An example of a multi-engined centre line thrust airplane is the Cessna 336/337 seen below. The two engines are positioned to the front and back of the cockpit and while one pulls the other pushes. ~Danny
There are also aircraft type ratings where you can be endorsed to fly certain aircraft. You may want to do this to fly an aerobatic plane, a tail-dragger or if you want to operate balloons. The requirements for these vary and can be found in the CARs.
Being restricted to day flying can be inconvenient when flying close to sunrise or sunset. Night flying is rewarding in that you can potentially fly 24/7 and see the skylines of cities at night. In order to get a night rating on your licence, you need 10 hrs night flight time, including: 5 hrs dual (2 hrs of which should be dual cross-country time) and 5 hrs solo flight time (including at least 10 takeoffs, circuits and landings). In addition, you need 10 hrs dual instrument time (5 hrs of which can be instrument ground time – or in a simulator).
VFR Over The Top Rating
The weather beneath clouds can be horrible, but depending on the cloud layers it is usually bright and sunny above them.

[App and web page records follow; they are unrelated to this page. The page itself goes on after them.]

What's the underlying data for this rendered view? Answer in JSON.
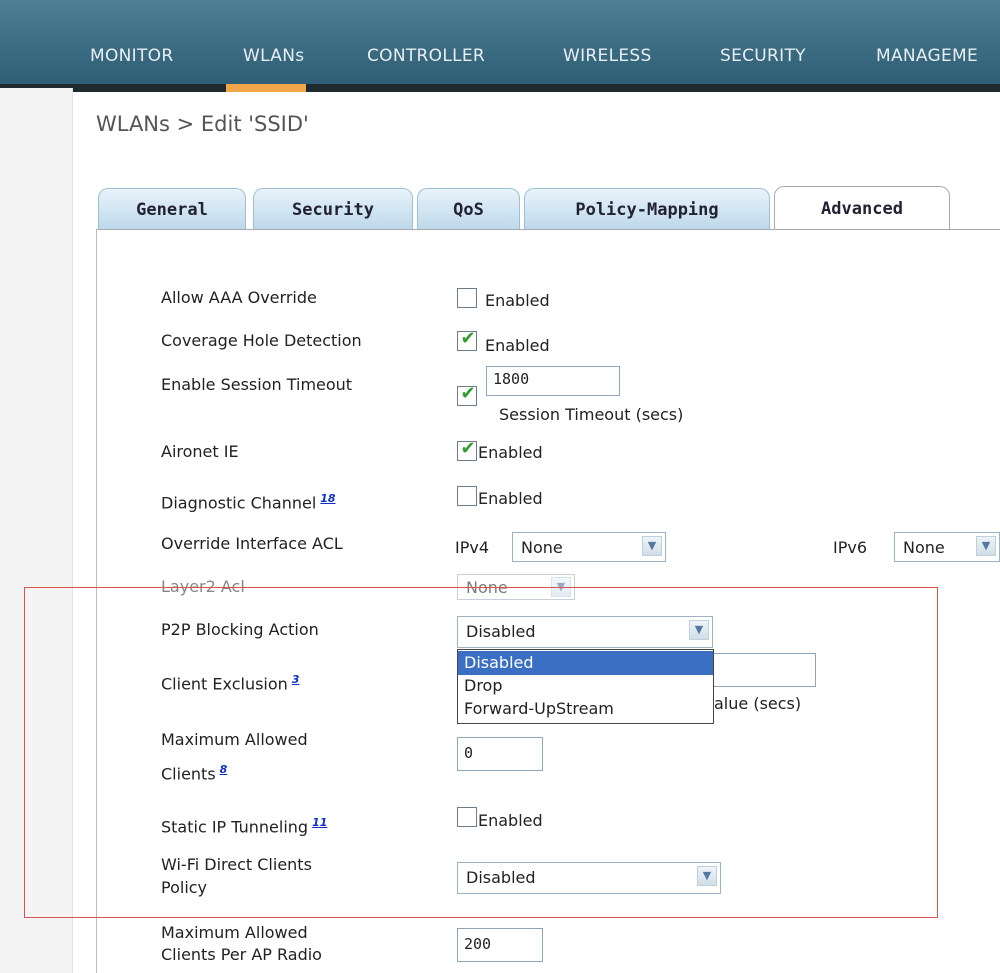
{
  "nav": {
    "items": [
      "MONITOR",
      "WLANs",
      "CONTROLLER",
      "WIRELESS",
      "SECURITY",
      "MANAGEME"
    ],
    "active": "WLANs"
  },
  "breadcrumb": "WLANs > Edit  'SSID'",
  "tabs": [
    "General",
    "Security",
    "QoS",
    "Policy-Mapping",
    "Advanced"
  ],
  "active_tab": "Advanced",
  "form": {
    "aaa_override": {
      "label": "Allow AAA Override",
      "checked": false,
      "text": "Enabled"
    },
    "coverage_hole": {
      "label": "Coverage Hole Detection",
      "checked": true,
      "text": "Enabled"
    },
    "session_timeout": {
      "label": "Enable Session Timeout",
      "checked": true,
      "value": "1800",
      "hint": "Session Timeout (secs)"
    },
    "aironet_ie": {
      "label": "Aironet IE",
      "checked": true,
      "text": "Enabled"
    },
    "diag_channel": {
      "label": "Diagnostic Channel",
      "note": "18",
      "checked": false,
      "text": "Enabled"
    },
    "override_acl": {
      "label": "Override Interface ACL",
      "ipv4_label": "IPv4",
      "ipv4_value": "None",
      "ipv6_label": "IPv6",
      "ipv6_value": "None"
    },
    "layer2_acl": {
      "label": "Layer2 Acl",
      "value": "None"
    },
    "p2p": {
      "label": "P2P Blocking Action",
      "value": "Disabled",
      "options": [
        "Disabled",
        "Drop",
        "Forward-UpStream"
      ],
      "selected_index": 0
    },
    "client_exclusion": {
      "label": "Client Exclusion",
      "note": "3",
      "hint_partial": "alue (secs)"
    },
    "max_clients": {
      "label_line1": "Maximum Allowed",
      "label_line2": "Clients",
      "note": "8",
      "value": "0"
    },
    "static_ip": {
      "label": "Static IP Tunneling",
      "note": "11",
      "checked": false,
      "text": "Enabled"
    },
    "wifi_direct": {
      "label_line1": "Wi-Fi Direct Clients",
      "label_line2": "Policy",
      "value": "Disabled"
    },
    "max_per_radio": {
      "label_line1": "Maximum Allowed",
      "label_line2": "Clients Per AP Radio",
      "value": "200"
    }
  },
  "colors": {
    "nav_bg": "#3f6f85",
    "nav_active": "#f1a64a",
    "highlight_box": "#d9534f",
    "dropdown_selected": "#3a6fc4",
    "check": "#2f9e2f"
  }
}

This can be inconvenient to a flight if a shallow layer of cloud lies over your track. To get around flying under the ceiling, you can exercise the privileges of a VFR OTT rating. VFR OTT ratings allow you to fly over cloud layers that may otherwise hinder a VFR pilot. Note that there are specific conditions that must occur at your destination airport and elsewhere to exercise this privilege. To get this rating, you must complete 15 hrs dual instrument time (5 hrs of which can be ground instrument time). The privileges of this rating can automatically be exercised by a holder of a Commercial Pilot Licence.

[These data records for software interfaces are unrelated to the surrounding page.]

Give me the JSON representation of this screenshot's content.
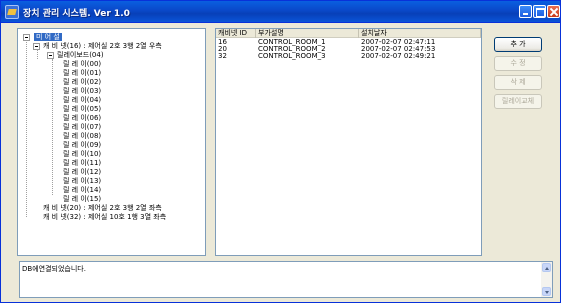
{
  "window": {
    "title": "장치 관리 시스템. Ver 1.0",
    "colors": {
      "titlebar": "#0a5fe0",
      "selection": "#316ac5",
      "face": "#ece9d8"
    }
  },
  "tree": {
    "root": "미 어 설",
    "cabinets": [
      {
        "label": "캐 비 넷(16) : 제어실 2호 3행 2열 우측",
        "expanded": true
      },
      {
        "label": "캐 비 넷(20) : 제어실 2호 3행 2열 좌측",
        "expanded": false
      },
      {
        "label": "캐 비 넷(32) : 제어실 10호 1행 3열 좌측",
        "expanded": false
      }
    ],
    "board": "릴레이보드(04)",
    "relays": [
      "릴 레 이(00)",
      "릴 레 이(01)",
      "릴 레 이(02)",
      "릴 레 이(03)",
      "릴 레 이(04)",
      "릴 레 이(05)",
      "릴 레 이(06)",
      "릴 레 이(07)",
      "릴 레 이(08)",
      "릴 레 이(09)",
      "릴 레 이(10)",
      "릴 레 이(11)",
      "릴 레 이(12)",
      "릴 레 이(13)",
      "릴 레 이(14)",
      "릴 레 이(15)"
    ]
  },
  "list": {
    "columns": [
      "캐비넷 ID",
      "부가설명",
      "설치날자"
    ],
    "rows": [
      [
        "16",
        "CONTROL_ROOM_1",
        "2007-02-07 02:47:11"
      ],
      [
        "20",
        "CONTROL_ROOM_2",
        "2007-02-07 02:47:53"
      ],
      [
        "32",
        "CONTROL_ROOM_3",
        "2007-02-07 02:49:21"
      ]
    ]
  },
  "buttons": {
    "add": "추 가",
    "edit": "수 정",
    "delete": "삭 제",
    "relay_swap": "릴레이교체"
  },
  "log": {
    "text": "DB에연결되었습니다."
  }
}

Most days, the weather can be considered good enough for VFR flight. In some cases though, it is not. To fly on these ‘bad weather days’, you need to fly in accordance with instrument flight rules and need an instrument rating. This rating is issued in four groups.
- Group 1 – for all aircraft (flight test conducted in multi-engined aeroplane)

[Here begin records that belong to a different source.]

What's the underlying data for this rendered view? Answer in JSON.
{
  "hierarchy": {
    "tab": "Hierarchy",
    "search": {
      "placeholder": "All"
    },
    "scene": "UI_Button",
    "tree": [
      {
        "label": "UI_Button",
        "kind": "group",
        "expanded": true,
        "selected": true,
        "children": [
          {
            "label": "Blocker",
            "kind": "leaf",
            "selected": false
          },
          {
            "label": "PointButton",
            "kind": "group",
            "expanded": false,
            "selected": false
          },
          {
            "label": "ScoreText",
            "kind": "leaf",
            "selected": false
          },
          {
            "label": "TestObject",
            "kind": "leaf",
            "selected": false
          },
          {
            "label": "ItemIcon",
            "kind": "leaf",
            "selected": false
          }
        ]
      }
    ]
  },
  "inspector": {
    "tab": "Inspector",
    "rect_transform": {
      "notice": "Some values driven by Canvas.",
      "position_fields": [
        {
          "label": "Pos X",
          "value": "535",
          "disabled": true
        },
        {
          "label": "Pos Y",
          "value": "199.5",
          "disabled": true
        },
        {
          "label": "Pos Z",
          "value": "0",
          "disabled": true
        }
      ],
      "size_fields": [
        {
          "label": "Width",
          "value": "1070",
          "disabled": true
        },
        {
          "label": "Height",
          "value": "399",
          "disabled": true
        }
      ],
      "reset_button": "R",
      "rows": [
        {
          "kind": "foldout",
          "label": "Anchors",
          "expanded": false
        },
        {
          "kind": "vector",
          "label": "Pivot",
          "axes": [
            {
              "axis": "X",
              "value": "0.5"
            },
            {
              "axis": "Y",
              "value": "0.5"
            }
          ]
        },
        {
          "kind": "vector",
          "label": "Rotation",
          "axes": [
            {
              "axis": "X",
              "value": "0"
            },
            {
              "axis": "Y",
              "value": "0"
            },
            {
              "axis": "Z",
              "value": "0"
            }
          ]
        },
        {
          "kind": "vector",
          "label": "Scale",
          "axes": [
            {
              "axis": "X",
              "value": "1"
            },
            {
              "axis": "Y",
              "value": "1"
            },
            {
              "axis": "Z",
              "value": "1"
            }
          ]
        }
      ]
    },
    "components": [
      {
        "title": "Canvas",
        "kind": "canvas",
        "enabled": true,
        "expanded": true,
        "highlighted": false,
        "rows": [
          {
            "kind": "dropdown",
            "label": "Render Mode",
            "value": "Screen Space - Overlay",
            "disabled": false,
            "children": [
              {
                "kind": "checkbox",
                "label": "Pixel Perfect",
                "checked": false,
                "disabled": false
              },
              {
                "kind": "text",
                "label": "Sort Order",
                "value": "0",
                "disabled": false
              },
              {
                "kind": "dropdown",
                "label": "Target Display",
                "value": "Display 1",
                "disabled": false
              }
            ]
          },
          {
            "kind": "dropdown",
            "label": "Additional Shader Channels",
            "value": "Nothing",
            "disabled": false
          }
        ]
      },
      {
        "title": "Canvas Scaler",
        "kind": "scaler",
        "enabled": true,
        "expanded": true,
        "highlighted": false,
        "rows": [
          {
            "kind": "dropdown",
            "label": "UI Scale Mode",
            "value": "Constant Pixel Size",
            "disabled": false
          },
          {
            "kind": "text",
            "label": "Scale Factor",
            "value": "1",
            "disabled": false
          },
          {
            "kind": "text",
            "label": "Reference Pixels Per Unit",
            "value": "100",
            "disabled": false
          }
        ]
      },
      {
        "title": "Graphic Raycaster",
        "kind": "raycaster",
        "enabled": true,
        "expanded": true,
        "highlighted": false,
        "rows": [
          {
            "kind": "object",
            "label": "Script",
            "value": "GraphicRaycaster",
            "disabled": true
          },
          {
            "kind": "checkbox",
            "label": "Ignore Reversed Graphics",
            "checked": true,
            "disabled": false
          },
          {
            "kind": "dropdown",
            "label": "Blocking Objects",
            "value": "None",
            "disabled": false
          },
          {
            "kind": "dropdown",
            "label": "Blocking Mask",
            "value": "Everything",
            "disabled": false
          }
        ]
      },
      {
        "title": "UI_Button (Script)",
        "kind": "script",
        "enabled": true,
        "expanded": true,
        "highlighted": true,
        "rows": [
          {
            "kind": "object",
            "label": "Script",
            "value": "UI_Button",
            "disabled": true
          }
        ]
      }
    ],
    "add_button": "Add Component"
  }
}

- Group 2 – for multi-engined centre line thrust and single-engined aeroplanes (flight test conducted in MCLT aeroplane)
- Group 3 – for single-engined aeroplanes (flight test conducted in single-engined aeroplane)
- Group 4 – for helicopters (flight test conducted in helicopter)
To get one of these ratings, you need to pass the INRAT exam (70% or more). You also need a minimum of: 50 hrs of cross-country PIC flight time and 40 hrs instrument time of which 20 hrs can be instrument ground time. Most notably, the 40 instrument hrs should include a dual cross-country flight under simulated or actual IMC at least 100 nm long (including an instrument approach to minima at two different locations). You will also have to pass a flight test. Note that this rating has a period of validity and has to be renewed every two years.
I hope this has been helpful and I wish you the best of luck in your passion for flying. For the legal regulations, standards and wording regarding crew licences and ratings, visit CARs part 4. Papa Charlie out.